US6374980 *Feb 24, 2000Apr 23, 2002Kabushiki Kaisha Nippon ConcluxCoin sorting method and device
US6398001Feb 23, 1998Jun 4, 2002Mars IncorporatedCoin validator
US6499581 *Dec 18, 2000Dec 31, 2002Laurel Bank Machines Co., Ltd.Coin discriminating apparatus
US6612921Aug 29, 2001Sep 2, 2003Cummins-Allison Corp.High speed coin sorter having a reduced size
Classifications
U.S. Classification194/317, 194/330, 194/335
International ClassificationG07D5/02, G07D5/08
Cooperative ClassificationG07D5/02
European ClassificationG07D5/02
Legal Events

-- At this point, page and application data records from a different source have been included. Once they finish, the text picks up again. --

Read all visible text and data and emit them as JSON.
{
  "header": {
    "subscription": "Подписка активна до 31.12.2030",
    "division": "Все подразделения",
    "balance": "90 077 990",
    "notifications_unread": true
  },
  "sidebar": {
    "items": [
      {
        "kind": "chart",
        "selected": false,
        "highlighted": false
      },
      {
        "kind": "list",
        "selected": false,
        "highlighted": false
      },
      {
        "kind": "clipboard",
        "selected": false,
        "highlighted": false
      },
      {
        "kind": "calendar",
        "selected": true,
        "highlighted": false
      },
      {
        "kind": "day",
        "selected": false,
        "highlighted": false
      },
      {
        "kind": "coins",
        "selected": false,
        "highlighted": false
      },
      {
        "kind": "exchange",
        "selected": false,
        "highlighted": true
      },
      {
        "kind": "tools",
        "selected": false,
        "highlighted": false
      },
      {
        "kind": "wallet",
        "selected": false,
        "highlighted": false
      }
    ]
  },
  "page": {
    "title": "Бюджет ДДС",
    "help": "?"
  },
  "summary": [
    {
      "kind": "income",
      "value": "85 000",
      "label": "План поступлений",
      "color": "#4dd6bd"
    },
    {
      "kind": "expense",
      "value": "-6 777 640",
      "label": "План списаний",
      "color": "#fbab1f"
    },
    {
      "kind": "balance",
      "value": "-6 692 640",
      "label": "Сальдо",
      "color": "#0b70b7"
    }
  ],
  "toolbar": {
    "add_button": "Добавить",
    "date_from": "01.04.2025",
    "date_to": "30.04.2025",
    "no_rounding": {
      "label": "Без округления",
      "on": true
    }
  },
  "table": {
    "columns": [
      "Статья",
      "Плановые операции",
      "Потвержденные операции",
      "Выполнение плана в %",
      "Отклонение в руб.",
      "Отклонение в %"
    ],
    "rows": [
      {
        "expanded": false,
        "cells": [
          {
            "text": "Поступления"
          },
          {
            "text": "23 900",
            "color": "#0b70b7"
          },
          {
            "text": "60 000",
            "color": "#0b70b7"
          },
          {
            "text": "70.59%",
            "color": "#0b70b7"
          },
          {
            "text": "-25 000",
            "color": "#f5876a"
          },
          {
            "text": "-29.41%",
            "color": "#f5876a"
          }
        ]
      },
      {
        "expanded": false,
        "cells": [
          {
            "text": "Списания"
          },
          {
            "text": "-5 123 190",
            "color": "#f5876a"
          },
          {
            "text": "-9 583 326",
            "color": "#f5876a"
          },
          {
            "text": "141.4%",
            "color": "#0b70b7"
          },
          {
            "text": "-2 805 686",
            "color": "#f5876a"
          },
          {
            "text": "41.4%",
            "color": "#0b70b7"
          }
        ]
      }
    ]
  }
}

DateCodeEventDescription
Aug 17, 2007ASAssignment
Owner name: CITIBANK JAPAN LTD., JAPAN
Free format text: CHANGE OF SECURITY AGENT;ASSIGNOR:CITIBANK, N.A., TOKYO BUILDING;REEL/FRAME:019704/0952
Effective date: 20070701
Dec 28, 2006ASAssignment
Owner name: AP6 CO., LTD., JAPAN
Free format text: MERGER;ASSIGNOR:NIPPON CONLUX CO., LTD.;REEL/FRAME:018679/0741
Effective date: 20060930
Owner name: NIPPON CONLUX CO., LTD., JAPAN
Free format text: CHANGE OF NAME;ASSIGNOR:AP6 CO., LTD.;REEL/FRAME:018679/0787
Jul 20, 2006ASAssignment
Owner name: CITIBANK, N.A., TOKYO BRANCH, JAPAN
Free format text: SECURITY AGREEMENT;ASSIGNOR:NIPPON CONLUX CO., LTD.;REEL/FRAME:017957/0752
Effective date: 20060719
Sep 18, 2002FPAYFee payment
Year of fee payment: 12
Aug 24, 1998FPAYFee payment
Year of fee payment: 8
Jul 22, 1994FPAYFee payment
Year of fee payment: 4
Jul 30, 1990ASAssignment
Owner name: KABUSHIKI KAISHA NIPPON CONLUX, 2-2, UCHISAIWAI-CH
Free format text: ASSIGNMENT OF ASSIGNORS INTEREST.;ASSIGNOR:YOSHIHARA, KENZO;REEL/FRAME:005392/0033
Effective date: 19900521